Petrol's price pushers
Hedge fund manager Michael Masters says the reason behind the wildly fluctuating price of oil is market manipulation by institutional investors.
The price of petroleum has had America over a barrel. First it was soaring, then sinking, and now who knows where it's heading, or why? Over the past year Congress has held more than three dozen hearings on the price of oil. At the latest, this past week, hedge fund manager Michael Masters told a Senate subcommittee that supply and demand can only explain a part of the volatility. Masters says the real reason is market manipulation, not necessarily by a small group of Dr. No evildoers, but by institutional investors, who funneled hundreds of billions of dollars into what are called commodity index funds.
MASTERS: "Crude went up and crude went down. And just coincidentally, it tracked exactly the money going in and the money going out. To really understand supply and demand, you can't just look at supply and demand in the physical market. You have to look at supply and demand of investors' dollars as well."
Institutional investors were buying index funds in commodities and part of that index was petroleum -- and it was pushing the price up and up and up and up.
MASTERS: "The most popular index, which is the Goldman Sachs S & P index, petroleum consist - and petroleum dry products – consist of roughly 70 percent of the index. So in effect, every time they put in a dollar into one of these indexes, three quarters of that dollar roughly went into petroleum products. And thus, you had an increase in the price. And there's a big difference between the capital markets and the commodity futures markets. Commodities represent inventories."
People can buy and sell everything from pork bellies to petroleum -- but they're just inventories.
MASTERS: "Now when you buy a bushel of corn, it doesn't provide any interest. It is a much different animal than a stock or bond. When someone buys a stock or bond, they don't expect to take it home and have it for breakfast. So, the price of a crude oil barrel is determined by the supply and demand in the physical markets and the supply and demand in the commodity futures markets of investor dollars. Collectively, they determine what the price is. Unfortunately, you know, when you have an influx of investors into these markets, you have significant distortions. And the issue that makes them dangerous, if you will, is this whole mentality of "buy and hold." Commodities are meant to be traded. Just buying and holding what you look like in the commodity futures markets is a giant consumer."
In January 2000 the price for a barrel of oil was about $24; in July of this year it was about $147, nearly $150; now it's below $100.
MASTERS: "We noticed a very significant amount of dollars flowing into index funds really starting around 2003. In fact, in 2003 the amount of index investment from large institutional investors in the commodity futures markets was roughly $13 billion. And by July of this year, that figure had grown to $317 billion. And we found that in excess of $60 billion of inflows had happened between January of this year and May of this year. And then, from July 15th of this year to just recently, September 2nd, $39 billion of outflows. And so, the price of crude and the price of petroleum products and indeed all commodities actually correlated very well to the inflows and outflows of these large institutional dollars."

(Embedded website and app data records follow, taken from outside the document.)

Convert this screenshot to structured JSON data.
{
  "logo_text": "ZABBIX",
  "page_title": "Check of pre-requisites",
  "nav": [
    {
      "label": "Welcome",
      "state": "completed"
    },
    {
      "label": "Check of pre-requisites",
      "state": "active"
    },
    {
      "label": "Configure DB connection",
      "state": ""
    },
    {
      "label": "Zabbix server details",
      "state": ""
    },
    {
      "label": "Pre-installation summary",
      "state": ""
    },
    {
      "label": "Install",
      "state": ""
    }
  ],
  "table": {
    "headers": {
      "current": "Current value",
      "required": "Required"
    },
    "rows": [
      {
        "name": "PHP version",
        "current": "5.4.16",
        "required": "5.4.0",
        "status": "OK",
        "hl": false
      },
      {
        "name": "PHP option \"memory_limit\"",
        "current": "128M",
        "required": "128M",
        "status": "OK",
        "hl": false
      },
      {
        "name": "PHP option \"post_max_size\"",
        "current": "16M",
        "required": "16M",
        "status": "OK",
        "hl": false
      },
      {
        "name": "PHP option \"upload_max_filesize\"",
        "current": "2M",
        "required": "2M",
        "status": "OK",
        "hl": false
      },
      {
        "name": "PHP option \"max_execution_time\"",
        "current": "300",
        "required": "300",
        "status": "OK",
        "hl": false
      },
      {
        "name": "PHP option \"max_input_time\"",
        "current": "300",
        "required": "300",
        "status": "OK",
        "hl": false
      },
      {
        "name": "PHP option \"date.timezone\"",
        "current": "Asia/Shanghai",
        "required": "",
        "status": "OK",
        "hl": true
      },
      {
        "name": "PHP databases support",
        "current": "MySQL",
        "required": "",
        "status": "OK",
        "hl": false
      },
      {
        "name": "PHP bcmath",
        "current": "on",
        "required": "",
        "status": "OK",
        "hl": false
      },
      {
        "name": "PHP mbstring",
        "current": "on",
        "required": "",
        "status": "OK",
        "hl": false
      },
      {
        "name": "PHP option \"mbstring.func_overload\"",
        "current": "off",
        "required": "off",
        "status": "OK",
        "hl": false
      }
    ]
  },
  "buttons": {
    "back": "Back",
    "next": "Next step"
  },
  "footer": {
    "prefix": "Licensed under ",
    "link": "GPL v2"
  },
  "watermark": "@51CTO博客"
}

Hosted by Steve Curwood, "Living on Earth" is an award-winning environmental news program that delves into the leading issues affecting the world we inhabit. More "Living on Earth.